(CNN) -- Nearly four months after a P-51 Mustang veered out of control and slammed into spectators at the Reno, Nevada, air races -- killing 11 people, injuring scores of others and jeopardizing the future of the event -- race organizers Wednesday said the show will go on.
The head of the Reno Air Racing Association said the association will seek permits for the full schedule of races to take place September 12-16 and is confident that it will get them. If not, he said, organizers will stage a one-time-only memorial event to commemorate those killed and injured last year, and will bring an end to the 49-year-old tradition.
"Many of the victims, their families, air race teams and fans have told us they're coming to Reno this September no matter what," said Mike Houghton, president and CEO of the Reno Air Racing Association, at a Reno press conference. "And we feel it's our obligation to give them something, no matter what."
Houghton said the association is doing everything possible to assure that all features of the races will continue, including the unlimited class race, which featuring planes flying at low altitudes in excess of 500 mph.
It was unclear how close spectators would be allowed and whether that would include areas in which they were killed or hurt in the September crash.
The event relies on the races to attract its 200,000 fans, who contribute an estimated $85 million to the local economy, Houghton said, and it would not be economically viable as a more traditional air show.

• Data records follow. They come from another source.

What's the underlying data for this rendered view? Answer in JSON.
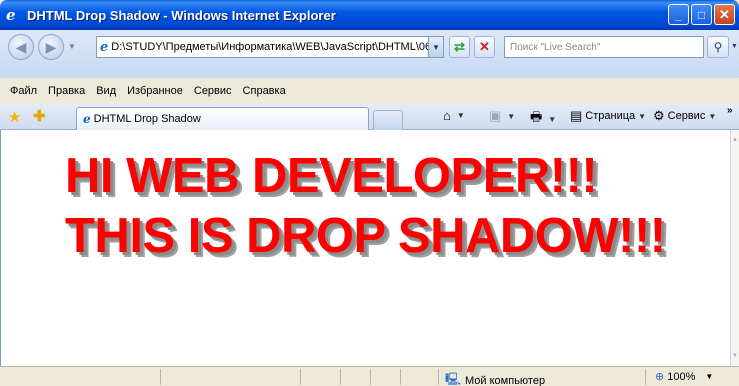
{
  "window": {
    "title": "DHTML Drop Shadow - Windows Internet Explorer",
    "minimize": "_",
    "maximize": "□",
    "close": "✕"
  },
  "nav": {
    "address": "D:\\STUDY\\Предметы\\Информатика\\WEB\\JavaScript\\DHTML\\06",
    "search_placeholder": "Поиск \"Live Search\""
  },
  "menu": [
    "Файл",
    "Правка",
    "Вид",
    "Избранное",
    "Сервис",
    "Справка"
  ],
  "tabs": {
    "active_tab": "DHTML Drop Shadow",
    "page_label": "Страница",
    "tools_label": "Сервис"
  },
  "content": {
    "line1": "HI WEB DEVELOPER!!!",
    "line2": "THIS IS DROP SHADOW!!!",
    "text_color": "#ff0000",
    "shadow_color": "#8c8c8c"
  },
  "status": {
    "zone": "Мой компьютер",
    "zoom": "100%"
  },
  "icons": {
    "back": "back-arrow-icon",
    "forward": "forward-arrow-icon",
    "refresh": "refresh-icon",
    "stop": "stop-icon",
    "search": "search-icon",
    "favorites": "favorites-star-icon",
    "add_favorites": "add-favorites-icon",
    "home": "home-icon",
    "feeds": "feeds-icon",
    "print": "print-icon",
    "page": "page-icon",
    "tools": "gear-icon",
    "computer": "computer-icon",
    "zoom": "zoom-icon"
  }
}
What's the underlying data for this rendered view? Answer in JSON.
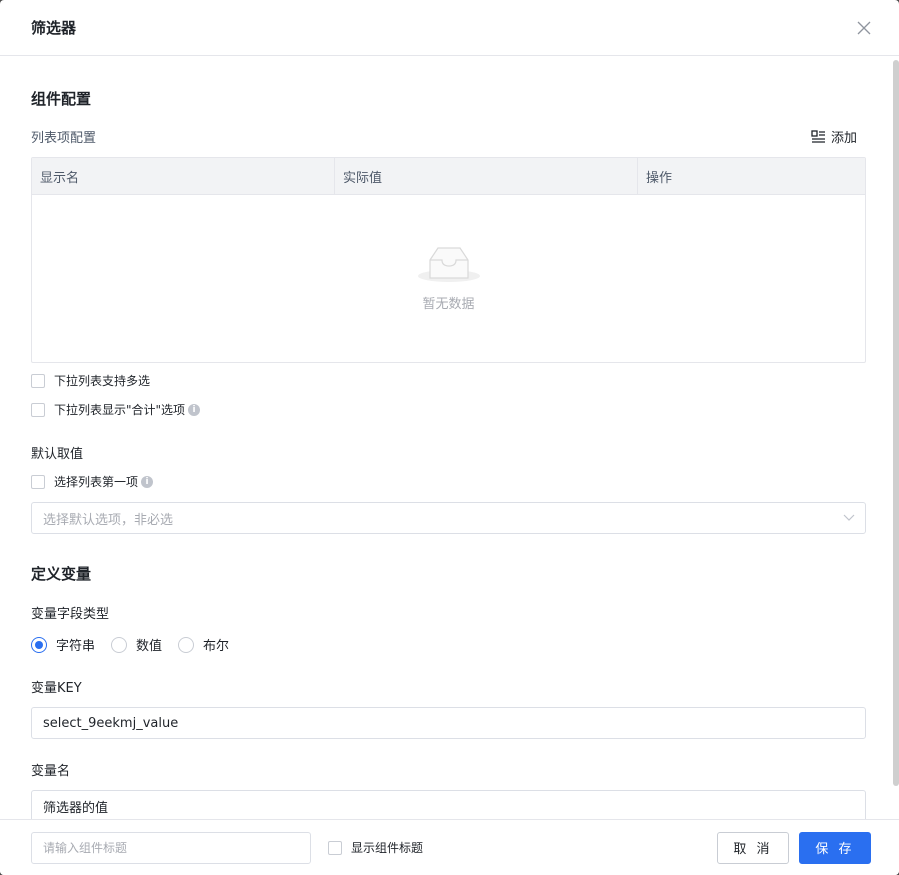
{
  "dialog": {
    "title": "筛选器"
  },
  "component_config": {
    "heading": "组件配置",
    "list_config_label": "列表项配置",
    "add_label": "添加",
    "table": {
      "columns": [
        "显示名",
        "实际值",
        "操作"
      ],
      "empty_text": "暂无数据"
    },
    "options": [
      {
        "label": "下拉列表支持多选",
        "checked": false,
        "info": false
      },
      {
        "label": "下拉列表显示\"合计\"选项",
        "checked": false,
        "info": true
      }
    ]
  },
  "default_value": {
    "label": "默认取值",
    "first_item": {
      "label": "选择列表第一项",
      "checked": false
    },
    "select_placeholder": "选择默认选项，非必选"
  },
  "variable": {
    "heading": "定义变量",
    "type_label": "变量字段类型",
    "types": [
      {
        "label": "字符串",
        "selected": true
      },
      {
        "label": "数值",
        "selected": false
      },
      {
        "label": "布尔",
        "selected": false
      }
    ],
    "key_label": "变量KEY",
    "key_value": "select_9eekmj_value",
    "name_label": "变量名",
    "name_value": "筛选器的值"
  },
  "footer": {
    "title_placeholder": "请输入组件标题",
    "show_title_label": "显示组件标题",
    "cancel_label": "取 消",
    "save_label": "保 存"
  },
  "colors": {
    "primary": "#2a6ff0",
    "border": "#dcdfe6",
    "header_bg": "#f2f3f5"
  }
}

In an apparent effort to win government support for the races, the association created a "blue ribbon review panel" that included two well-known former government officials, former National Transportation Safety Board chairman Jim Hall and former Federal Aviation Administration official Nick Sabatini. The panel will review changes that can be made to ensure the races' safety, Houghton said.
The September 15, 2011, crash came when noted pilot James Leeward's Mustang flew off course, pitching upward briefly before flying into a spectator area. Leeward and 10 spectators died, and about 60 people were injured.
The NTSB is investigating the cause of the crash and is examining video that shows a piece of trim tab, an aerodynamic surface on the tail of the plane, separating from the plane at the time the pilot lost control.
The crash also has prompted the NTSB to hold a one-day hearing on air show safety. That hearing will be held Tuesday in Washington.
Houghton said the race sponsors, vendors and pilots he has met have "universally" expressed support for continuing the races, and that fan support has been "overwhelming." Fewer then 20% of the fans asked for refunds from the races canceled after last year's crash, he said.
Houghton said the association needs permits or waivers from the FAA, the local airport authority and the city of Reno. He expressed optimism that all three entities would permit the races, but said his biggest concern is any unknown obstacle that could interfere with race plans.
The crash is expected to bring a flurry of lawsuits. In a lawsuit filed by the family of deceased spectator Craig Salerno of Friendswood, Texas, lawyers argued the crash was not a "freak accident," but was "the predictable result of a reckless drive for speed by a risk-taking pilot and crew, coupled with an insatiable drive for profit" by race organizers.
The FAA said it has revised its air race policy to require all air racing organizations to go through a standardized accreditation process to ensure all air race organizations are subjected to the same review and authorization standards.
The FAA said it has invited the Reno Air Racing Association to contact it when it is ready to begin the accreditation process. Once the FAA receives that notification, the FAA will select a team that will conduct a top-to-bottom review of the organization's operations, the agency said.
In the 49 years of racing at Reno, 19 pilots have died in crashes. Last year's crash is believed to be the first to kill spectators.